--- START ---

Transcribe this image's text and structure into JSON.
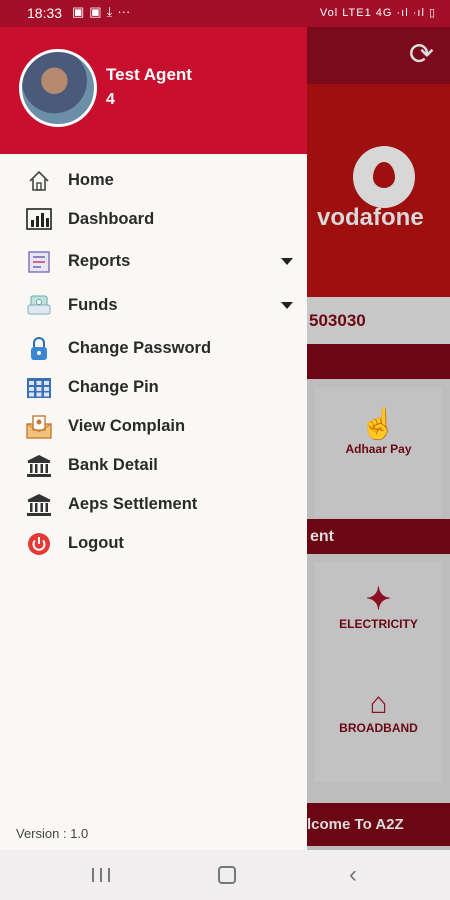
{
  "status_bar": {
    "time": "18:33",
    "notification_icons": [
      "image-icon",
      "image-icon",
      "download-icon",
      "more-icon"
    ],
    "network_text": "Vol LTE1 4G ·ıl ·ıl ▯"
  },
  "drawer": {
    "header": {
      "name": "Test Agent",
      "id": "4",
      "accent": "#c8102e"
    },
    "menu": [
      {
        "label": "Home",
        "icon": "home-icon",
        "expandable": false
      },
      {
        "label": "Dashboard",
        "icon": "bar-chart-icon",
        "expandable": false
      },
      {
        "label": "Reports",
        "icon": "report-icon",
        "expandable": true
      },
      {
        "label": "Funds",
        "icon": "funds-icon",
        "expandable": true
      },
      {
        "label": "Change Password",
        "icon": "lock-icon",
        "expandable": false
      },
      {
        "label": "Change Pin",
        "icon": "keypad-icon",
        "expandable": false
      },
      {
        "label": "View Complain",
        "icon": "complaint-icon",
        "expandable": false
      },
      {
        "label": "Bank Detail",
        "icon": "bank-icon",
        "expandable": false
      },
      {
        "label": "Aeps Settlement",
        "icon": "bank-icon",
        "expandable": false
      },
      {
        "label": "Logout",
        "icon": "power-icon",
        "expandable": false
      }
    ],
    "version": "Version : 1.0"
  },
  "background_app": {
    "brand": "vodafone",
    "number_fragment": "503030",
    "cards": [
      "Adhaar Pay",
      "ELECTRICITY",
      "BROADBAND"
    ],
    "section_fragment": "ent",
    "welcome_fragment": "lcome To A2Z"
  }
}
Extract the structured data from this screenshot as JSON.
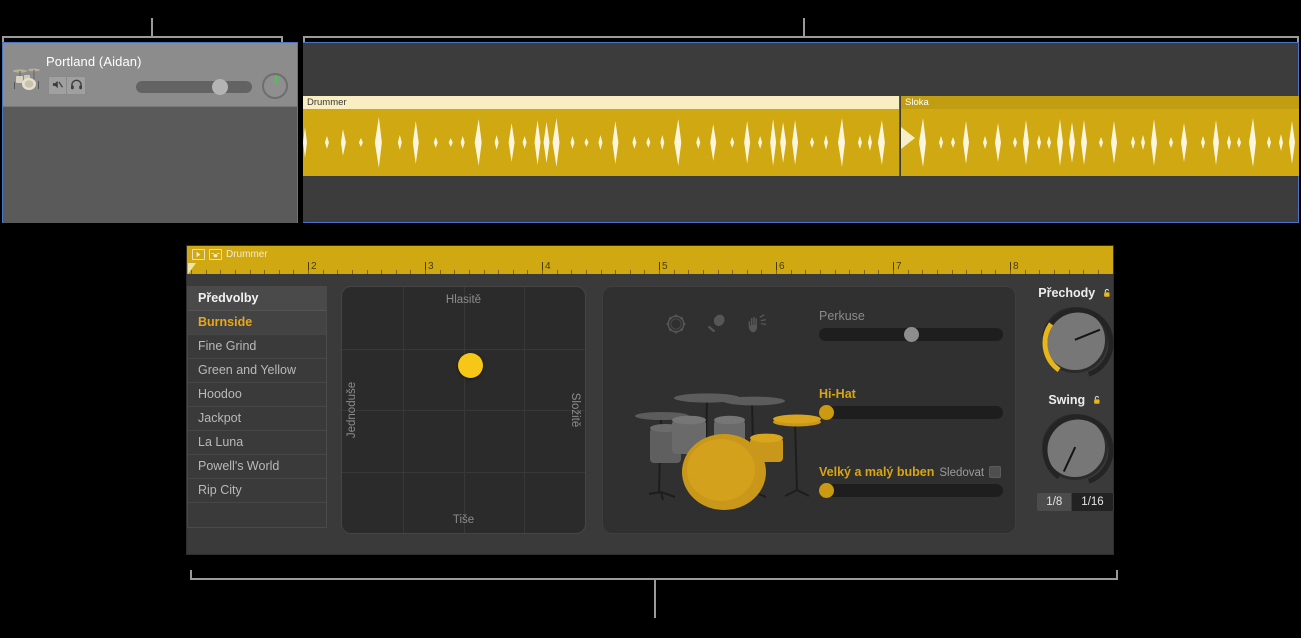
{
  "track": {
    "name": "Portland (Aidan)",
    "kit_icon": "drum-kit-icon",
    "mute_icon": "mute-speaker-icon",
    "solo_icon": "headphones-icon",
    "volume_percent": 66,
    "pan_value": 0
  },
  "regions": [
    {
      "label": "Drummer",
      "selected": false
    },
    {
      "label": "Sloka",
      "selected": true
    }
  ],
  "editor": {
    "ruler": {
      "title": "Drummer",
      "play_icon": "play-icon",
      "kit_icon": "drummer-icon",
      "bars": [
        "2",
        "3",
        "4",
        "5",
        "6",
        "7",
        "8"
      ]
    },
    "presets": {
      "header": "Předvolby",
      "items": [
        {
          "label": "Burnside",
          "selected": true
        },
        {
          "label": "Fine Grind",
          "selected": false
        },
        {
          "label": "Green and Yellow",
          "selected": false
        },
        {
          "label": "Hoodoo",
          "selected": false
        },
        {
          "label": "Jackpot",
          "selected": false
        },
        {
          "label": "La Luna",
          "selected": false
        },
        {
          "label": "Powell's World",
          "selected": false
        },
        {
          "label": "Rip City",
          "selected": false
        }
      ]
    },
    "xy_pad": {
      "top_label": "Hlasitě",
      "bottom_label": "Tiše",
      "left_label": "Jednoduše",
      "right_label": "Složitě",
      "puck_x_percent": 53,
      "puck_y_percent": 32,
      "puck_color": "#f6c717"
    },
    "kit_panel": {
      "percussion_icons": [
        "tambourine-icon",
        "shaker-icon",
        "clap-hand-icon"
      ],
      "sliders": [
        {
          "label": "Perkuse",
          "active": false,
          "value_percent": 50,
          "follow_label": null,
          "follow_checked": false
        },
        {
          "label": "Hi-Hat",
          "active": true,
          "value_percent": 2,
          "follow_label": null,
          "follow_checked": false
        },
        {
          "label": "Velký a malý buben",
          "active": true,
          "value_percent": 2,
          "follow_label": "Sledovat",
          "follow_checked": false
        }
      ]
    },
    "knobs": [
      {
        "label": "Přechody",
        "lock_icon": "unlocked-padlock-icon",
        "angle_deg": 68,
        "arc": true
      },
      {
        "label": "Swing",
        "lock_icon": "unlocked-padlock-icon",
        "angle_deg": 205,
        "arc": false
      }
    ],
    "swing_toggle": {
      "options": [
        {
          "label": "1/8",
          "selected": false
        },
        {
          "label": "1/16",
          "selected": true
        }
      ]
    }
  },
  "colors": {
    "accent_gold": "#cfa812",
    "highlight_yellow": "#e8a81c",
    "region_body": "#cfa812"
  }
}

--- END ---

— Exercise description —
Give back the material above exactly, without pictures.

— Answer space —
Transcribe this image's text and structure into JSON.
{
  "status_bar": {
    "time": "18:33",
    "notification_icons": [
      "image-icon",
      "image-icon",
      "download-icon",
      "more-icon"
    ],
    "network_text": "Vol LTE1 4G ·ıl ·ıl ▯"
  },
  "drawer": {
    "header": {
      "name": "Test Agent",
      "id": "4",
      "accent": "#c8102e"
    },
    "menu": [
      {
        "label": "Home",
        "icon": "home-icon",
        "expandable": false
      },
      {
        "label": "Dashboard",
        "icon": "bar-chart-icon",
        "expandable": false
      },
      {
        "label": "Reports",
        "icon": "report-icon",
        "expandable": true
      },
      {
        "label": "Funds",
        "icon": "funds-icon",
        "expandable": true
      },
      {
        "label": "Change Password",
        "icon": "lock-icon",
        "expandable": false
      },
      {
        "label": "Change Pin",
        "icon": "keypad-icon",
        "expandable": false
      },
      {
        "label": "View Complain",
        "icon": "complaint-icon",
        "expandable": false
      },
      {
        "label": "Bank Detail",
        "icon": "bank-icon",
        "expandable": false
      },
      {
        "label": "Aeps Settlement",
        "icon": "bank-icon",
        "expandable": false
      },
      {
        "label": "Logout",
        "icon": "power-icon",
        "expandable": false
      }
    ],
    "version": "Version : 1.0"
  },
  "background_app": {
    "brand": "vodafone",
    "number_fragment": "503030",
    "cards": [
      "Adhaar Pay",
      "ELECTRICITY",
      "BROADBAND"
    ],
    "section_fragment": "ent",
    "welcome_fragment": "lcome To A2Z"
  }
}
Extract the structured data from this screenshot as JSON.
{
  "track": {
    "name": "Portland (Aidan)",
    "kit_icon": "drum-kit-icon",
    "mute_icon": "mute-speaker-icon",
    "solo_icon": "headphones-icon",
    "volume_percent": 66,
    "pan_value": 0
  },
  "regions": [
    {
      "label": "Drummer",
      "selected": false
    },
    {
      "label": "Sloka",
      "selected": true
    }
  ],
  "editor": {
    "ruler": {
      "title": "Drummer",
      "play_icon": "play-icon",
      "kit_icon": "drummer-icon",
      "bars": [
        "2",
        "3",
        "4",
        "5",
        "6",
        "7",
        "8"
      ]
    },
    "presets": {
      "header": "Předvolby",
      "items": [
        {
          "label": "Burnside",
          "selected": true
        },
        {
          "label": "Fine Grind",
          "selected": false
        },
        {
          "label": "Green and Yellow",
          "selected": false
        },
        {
          "label": "Hoodoo",
          "selected": false
        },
        {
          "label": "Jackpot",
          "selected": false
        },
        {
          "label": "La Luna",
          "selected": false
        },
        {
          "label": "Powell's World",
          "selected": false
        },
        {
          "label": "Rip City",
          "selected": false
        }
      ]
    },
    "xy_pad": {
      "top_label": "Hlasitě",
      "bottom_label": "Tiše",
      "left_label": "Jednoduše",
      "right_label": "Složitě",
      "puck_x_percent": 53,
      "puck_y_percent": 32,
      "puck_color": "#f6c717"
    },
    "kit_panel": {
      "percussion_icons": [
        "tambourine-icon",
        "shaker-icon",
        "clap-hand-icon"
      ],
      "sliders": [
        {
          "label": "Perkuse",
          "active": false,
          "value_percent": 50,
          "follow_label": null,
          "follow_checked": false
        },
        {
          "label": "Hi-Hat",
          "active": true,
          "value_percent": 2,
          "follow_label": null,
          "follow_checked": false
        },
        {
          "label": "Velký a malý buben",
          "active": true,
          "value_percent": 2,
          "follow_label": "Sledovat",
          "follow_checked": false
        }
      ]
    },
    "knobs": [
      {
        "label": "Přechody",
        "lock_icon": "unlocked-padlock-icon",
        "angle_deg": 68,
        "arc": true
      },
      {
        "label": "Swing",
        "lock_icon": "unlocked-padlock-icon",
        "angle_deg": 205,
        "arc": false
      }
    ],
    "swing_toggle": {
      "options": [
        {
          "label": "1/8",
          "selected": false
        },
        {
          "label": "1/16",
          "selected": true
        }
      ]
    }
  },
  "colors": {
    "accent_gold": "#cfa812",
    "highlight_yellow": "#e8a81c",
    "region_body": "#cfa812"
  }
}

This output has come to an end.